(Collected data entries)
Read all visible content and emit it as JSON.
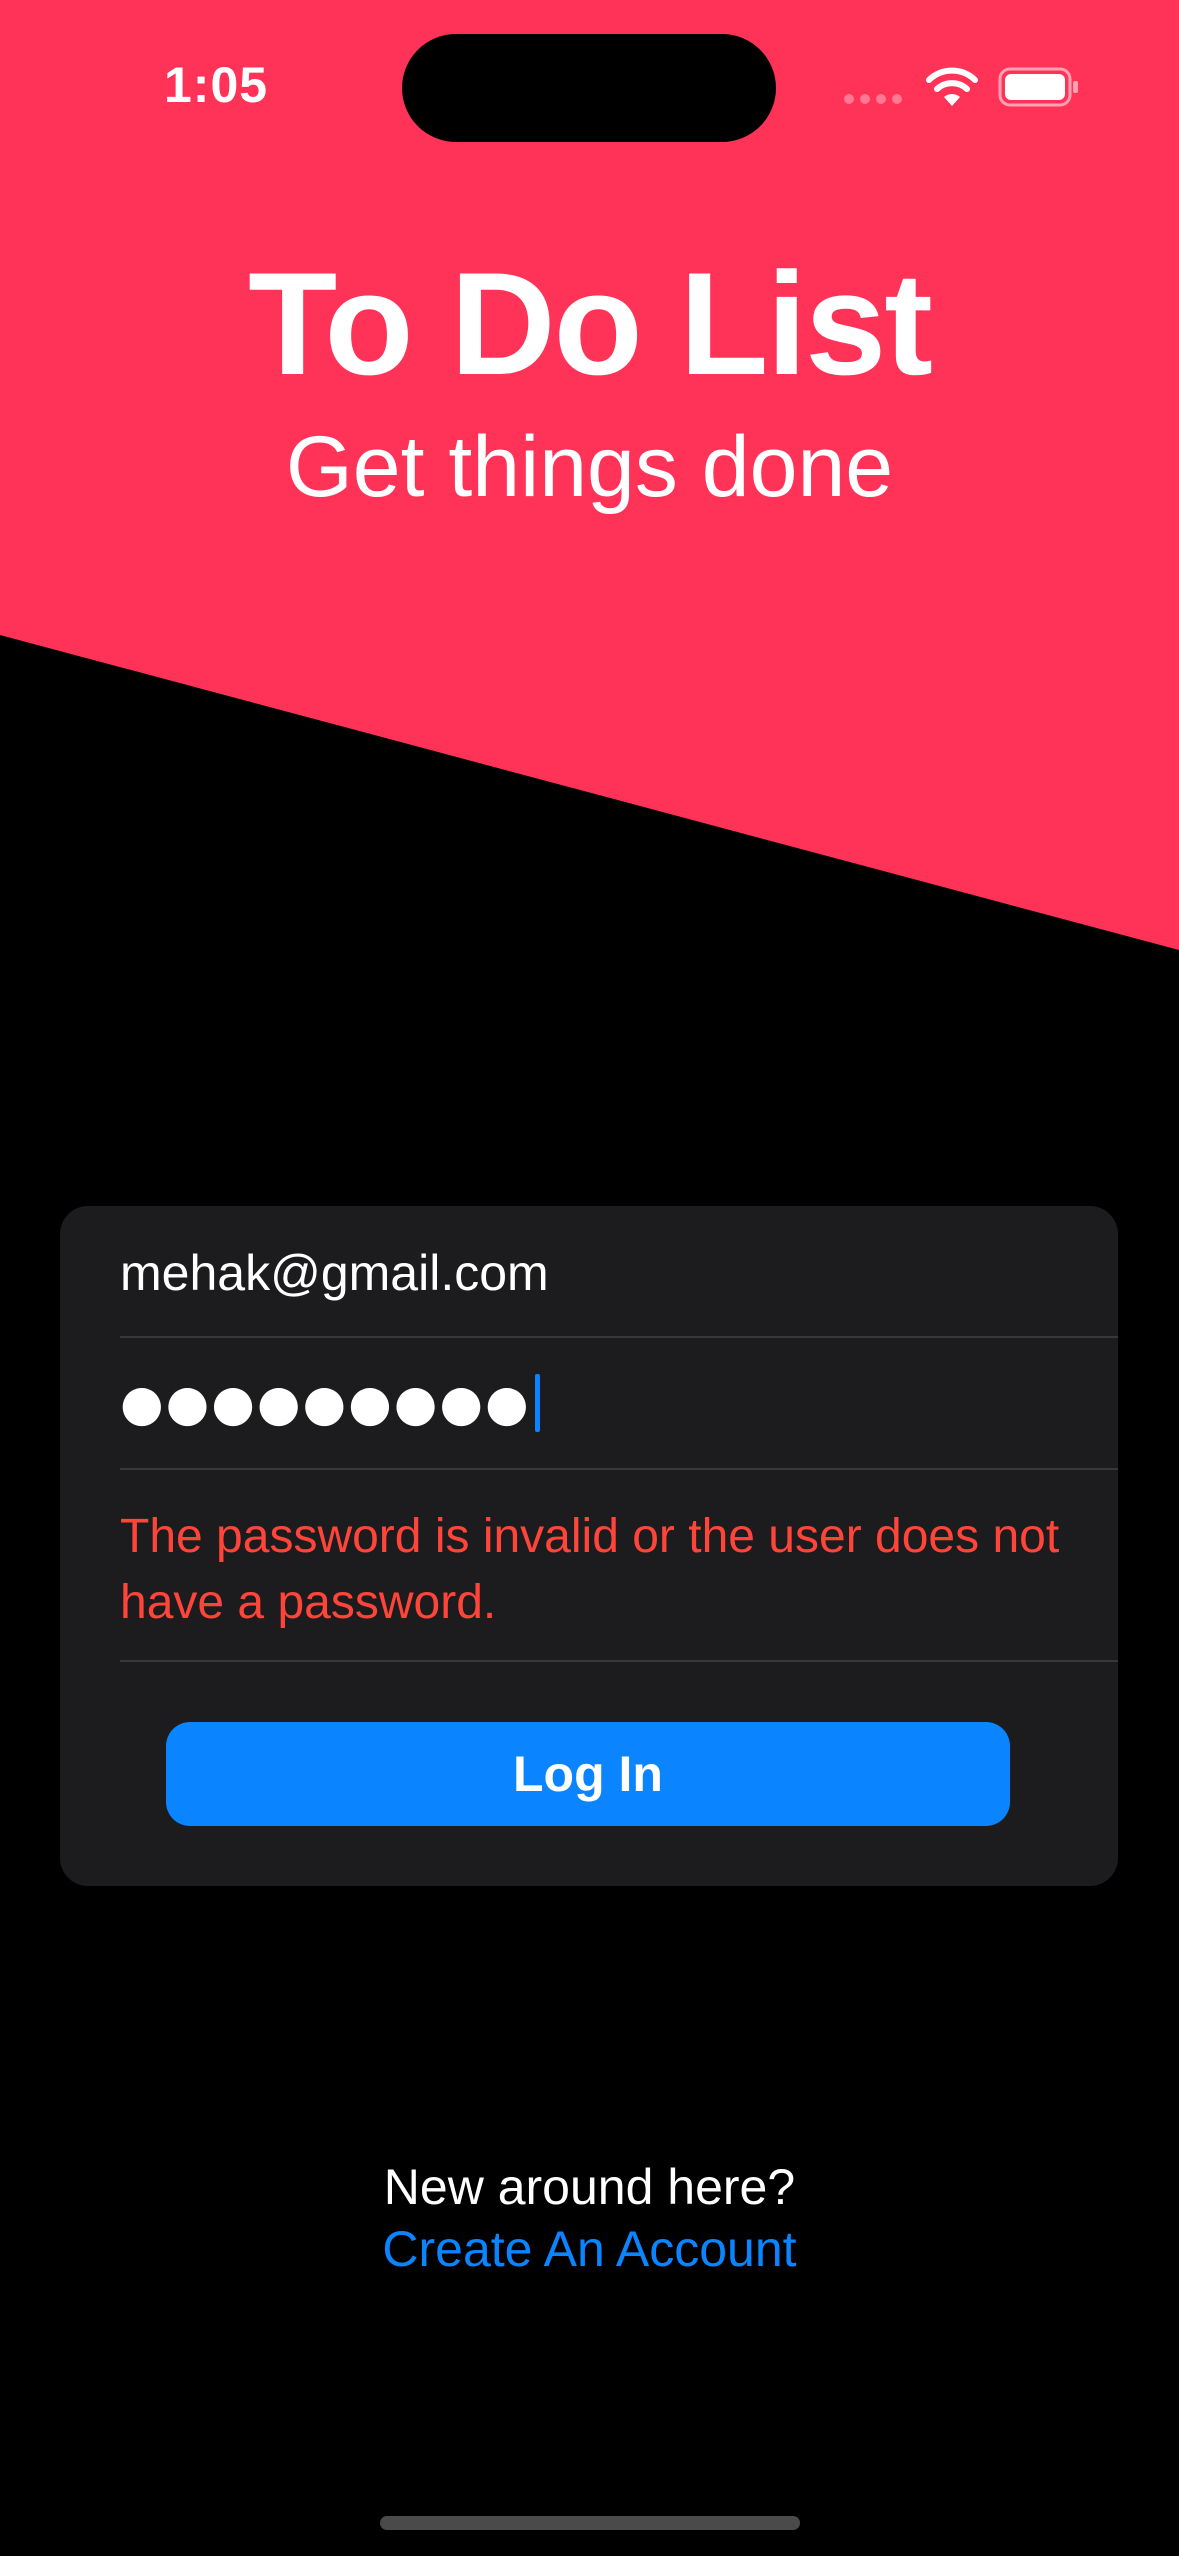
{
  "status_bar": {
    "time": "1:05"
  },
  "header": {
    "title": "To Do List",
    "subtitle": "Get things done",
    "background_color": "#ff3358"
  },
  "form": {
    "email_value": "mehak@gmail.com",
    "password_masked": "●●●●●●●●●",
    "error_message": "The password is invalid or the user does not have a password.",
    "login_label": "Log In",
    "accent_color": "#0a84ff",
    "error_color": "#ff453a"
  },
  "footer": {
    "prompt": "New around here?",
    "create_account_label": "Create An Account"
  }
}
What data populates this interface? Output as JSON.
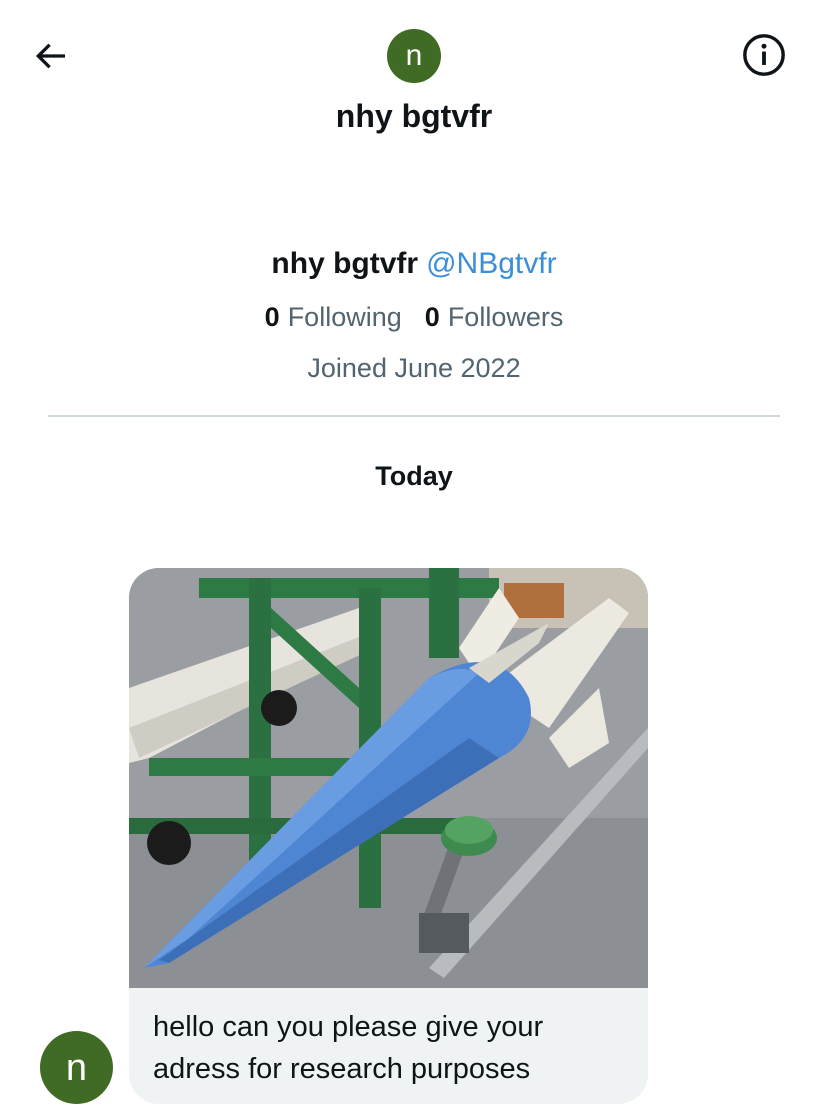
{
  "header": {
    "avatar_letter": "n",
    "title": "nhy bgtvfr"
  },
  "profile": {
    "name": "nhy bgtvfr",
    "handle": "@NBgtvfr",
    "following_count": "0",
    "following_label": "Following",
    "followers_count": "0",
    "followers_label": "Followers",
    "joined": "Joined June 2022"
  },
  "conversation": {
    "date_separator": "Today",
    "messages": [
      {
        "sender_avatar_letter": "n",
        "text": "hello can you please give your adress for research purposes",
        "has_media": true
      }
    ]
  },
  "icons": {
    "back": "arrow-left-icon",
    "info": "info-circle-icon"
  },
  "colors": {
    "avatar_bg": "#3f6b25",
    "handle": "#3b8fd9",
    "muted_text": "#536471",
    "bubble_bg": "#eff3f4",
    "divider": "#cfd9de"
  }
}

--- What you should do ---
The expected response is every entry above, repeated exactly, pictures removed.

--- Task result ---
Read all visible content and emit it as JSON.
{
  "status_bar": {
    "time": "1:05"
  },
  "header": {
    "title": "To Do List",
    "subtitle": "Get things done",
    "background_color": "#ff3358"
  },
  "form": {
    "email_value": "mehak@gmail.com",
    "password_masked": "●●●●●●●●●",
    "error_message": "The password is invalid or the user does not have a password.",
    "login_label": "Log In",
    "accent_color": "#0a84ff",
    "error_color": "#ff453a"
  },
  "footer": {
    "prompt": "New around here?",
    "create_account_label": "Create An Account"
  }
}
What data populates this interface? Output as JSON.
{
  "header": {
    "avatar_letter": "n",
    "title": "nhy bgtvfr"
  },
  "profile": {
    "name": "nhy bgtvfr",
    "handle": "@NBgtvfr",
    "following_count": "0",
    "following_label": "Following",
    "followers_count": "0",
    "followers_label": "Followers",
    "joined": "Joined June 2022"
  },
  "conversation": {
    "date_separator": "Today",
    "messages": [
      {
        "sender_avatar_letter": "n",
        "text": "hello can you please give your adress for research purposes",
        "has_media": true
      }
    ]
  },
  "icons": {
    "back": "arrow-left-icon",
    "info": "info-circle-icon"
  },
  "colors": {
    "avatar_bg": "#3f6b25",
    "handle": "#3b8fd9",
    "muted_text": "#536471",
    "bubble_bg": "#eff3f4",
    "divider": "#cfd9de"
  }
}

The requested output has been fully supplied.